Foster is also researching a disorder called lipedema, which causes fat to be abnormally distributed in the lower region of the body. She has been looking at tissue samples and how the tissue in individuals with lipedema has different estrogen signaling factors than tissue taken from healthy individuals.

When she first arrived at CSU, Foster sought out opportunities to connect with communities of color. “I started to get involved just through reaching out to other people of color on campus to find friends and a diverse community,” she said. “I got invited to participate in different meetings and got involved in diversity initiatives from there.”

Through the Black and African American Cultural Center (B/AACC), she became connected to numerous diversity programs on campus, at first as a mentor to students of color. She then took on various leadership roles, including a position on the inaugural committee that developed and continues to advise and plan the Multicultural Undergraduate Research Art and Leadership Symposium (MURALS) initiated by Bridgette Johnson, director of the B/AACC.

“I saw the effects on students of seeing a faculty member who looks like them and who cares and wants to help them,” said Foster. “It felt really impactful to hear students say, ‘This has changed my life.’”

Patricia M. Vigil presenting Michelle Foster the Multicultural Staff and Faculty Network Distinguished Service Faculty Award
Michelle Foster, right, at the Celebrate! CSU Awards reception where she received the Multicultural Staff and Faculty Network Distinguished Service Award.

She has served on the Multicultural Staff and Faculty Network committee, and has been a reviewer for President McConnell’s Race, Bias, and Equity Initiative. Since 2019, she has been serving in the role of director of diversity and access for the Graduate School. She has also been involved as a research mentor in various graduate programs aimed at increasing numbers of minority faculty in the sciences. She was recognized for her efforts in 2019 with the Multicultural Staff and Faculty Network Distinguished Service Award.

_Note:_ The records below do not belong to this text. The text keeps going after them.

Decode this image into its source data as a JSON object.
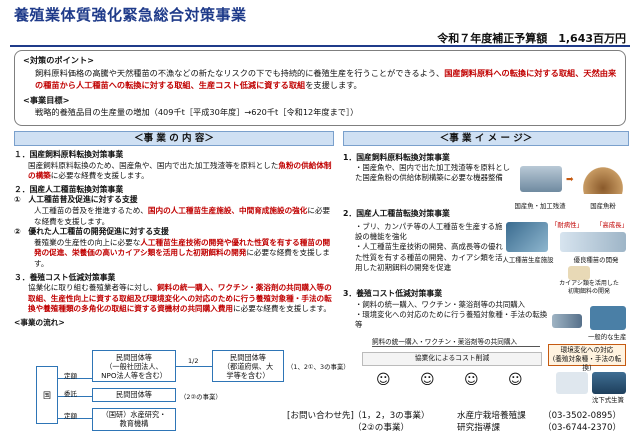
{
  "title": "養殖業体質強化緊急総合対策事業",
  "budget": "令和７年度補正予算額　1,643百万円",
  "points": {
    "heading": "<対策のポイント>",
    "text_a": "飼料原料価格の高騰や天然種苗の不漁などの新たなリスクの下でも持続的に養殖生産を行うことができるよう、",
    "text_red": "国産飼料原料への転換に対する取組、天然由来の種苗から人工種苗への転換に対する取組、生産コスト低減に資する取組",
    "text_b": "を支援します。",
    "goal_heading": "<事業目標>",
    "goal_text": "戦略的養殖品目の生産量の増加（409千t［平成30年度］→620千t［令和12年度まで］）"
  },
  "left": {
    "header": "＜事 業 の 内 容＞",
    "s1_title": "１．国産飼料原料転換対策事業",
    "s1_body_a": "国産飼料原料転換のため、国産魚や、国内で出た加工残渣等を原料とした",
    "s1_body_red": "魚粉の供給体制の構築",
    "s1_body_b": "に必要な経費を支援します。",
    "s2_title": "２．国産人工種苗転換対策事業",
    "s2_1_title": "①　人工種苗普及促進に対する支援",
    "s2_1_body_a": "人工種苗の普及を推進するため、",
    "s2_1_body_red": "国内の人工種苗生産施設、中間育成施設の強化",
    "s2_1_body_b": "に必要な経費を支援します。",
    "s2_2_title": "②　優れた人工種苗の開発促進に対する支援",
    "s2_2_body_a": "養殖業の生産性の向上に必要な",
    "s2_2_body_red": "人工種苗生産技術の開発や優れた性質を有する種苗の開発の促進、栄養価の高いカイアシ類を活用した初期餌料の開発",
    "s2_2_body_b": "に必要な経費を支援します。",
    "s3_title": "３．養殖コスト低減対策事業",
    "s3_body_a": "協業化に取り組む養殖業者等に対し、",
    "s3_body_red": "飼料の統一購入、ワクチン・薬浴剤の共同購入等の取組、生産性向上に資する取組及び環境変化への対応のために行う養殖対象種・手法の転換や養殖種類の多角化の取組に資する資機材の共同購入費用",
    "s3_body_b": "に必要な経費を支援します。",
    "flow_title": "<事業の流れ>",
    "flow": {
      "gov": "国",
      "teigaku1": "定額",
      "itaku": "委託",
      "teigaku2": "定額",
      "box1": "民間団体等\n（一般社団法人、\nNPO法人等を含む）",
      "ratio": "1/2",
      "box2": "民間団体等\n（都道府県、大\n学等を含む）",
      "box2_note": "（1、2①、3の事業）",
      "box3": "民間団体等",
      "box3_note": "（2②の事業）",
      "box4": "（国研）水産研究・\n教育機構"
    }
  },
  "right": {
    "header": "＜事 業 イ メ ー ジ＞",
    "s1_title": "1．国産飼料原料転換対策事業",
    "s1_bullet": "・国産魚や、国内で出た加工残渣等を原料とした国産魚粉の供給体制構築に必要な機器整備",
    "s1_cap1": "国産魚・加工残渣",
    "s1_cap2": "国産魚粉",
    "s2_title": "2．国産人工種苗転換対策事業",
    "s2_b1": "・ブリ、カンパチ等の人工種苗を生産する施設の機能を強化",
    "s2_b2": "・人工種苗生産技術の開発、高成長等の優れた性質を有する種苗の開発、カイアシ類を活用した初期餌料の開発を促進",
    "s2_label1": "「耐病性」",
    "s2_label2": "「高成長」",
    "s2_cap1": "人工種苗生産施設",
    "s2_cap2": "優良種苗の開発",
    "s2_cap3": "カイアシ類を活用した\n初期餌料の開発",
    "s3_title": "3．養殖コスト低減対策事業",
    "s3_b1": "・飼料の統一購入、ワクチン・薬浴剤等の共同購入",
    "s3_b2": "・環境変化への対応のために行う養殖対象種・手法の転換等",
    "s3_flow_label": "飼料の統一購入・ワクチン・薬浴剤等の共同購入",
    "s3_group": "協業化によるコスト削減",
    "s3_right_label": "一般的な生産",
    "s3_env": "環境変化への対応\n(養殖対象種・手法の転換)",
    "s3_cap": "沈下式生簀"
  },
  "contact": {
    "label": "[お問い合わせ先]",
    "scope1": "（1，2，3の事業）",
    "scope2": "（2②の事業）",
    "dept1": "水産庁栽培養殖課",
    "dept2": "研究指導課",
    "tel1": "（03-3502-0895）",
    "tel2": "（03-6744-2370）"
  },
  "colors": {
    "title": "#1f3b8a",
    "highlight": "#c00000",
    "header_bg": "#cfe0f3"
  }
}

Leading College diversity initiatives

As assistant dean for diversity, equity, and inclusion, Foster is excited for the opportunity to help advance the College’s strategic vision as outlined in the Strategic Plan and Diversity Blueprint plan. She will help lead and implement college-level initiatives to promote diversity and inclusion. Not only is she looking forward to helping the college move forward, but she also wants to set an example for students of color.

“I really wanted to get involved in administration and try my hand at it,” Foster said about this new opportunity. “The higher up you move in the CSU administration, the less diversity you see. I’ve asked what I can do to prepare myself to be a leader in a University. I want students to see me so that they know they also have a route to get where I’ve gotten.”

Foster is interested in advancing all types of diversity. It might have a different meaning depending on the discipline – for example, construction management is focused on recruiting more women, and occupational therapy has guided the College in its commitment to accessibility for people with disabilities. Foster says accountability and retention are two themes that cut across all areas of diversity.

Getting more comfortable with talking about issues of race and privilege and promoting CSU’s Principles of Community in interactions is a good place to start. “One thing that everyone can benefit from is accountability in changing things,” said Foster, who will work initially with the dean on professional development and training with college leadership.

“Another recurring theme is retaining people,” she said. “Let’s keep the people we already have. If we have people leaving we need to find out why they are leaving and make it more desirable for them to stay.”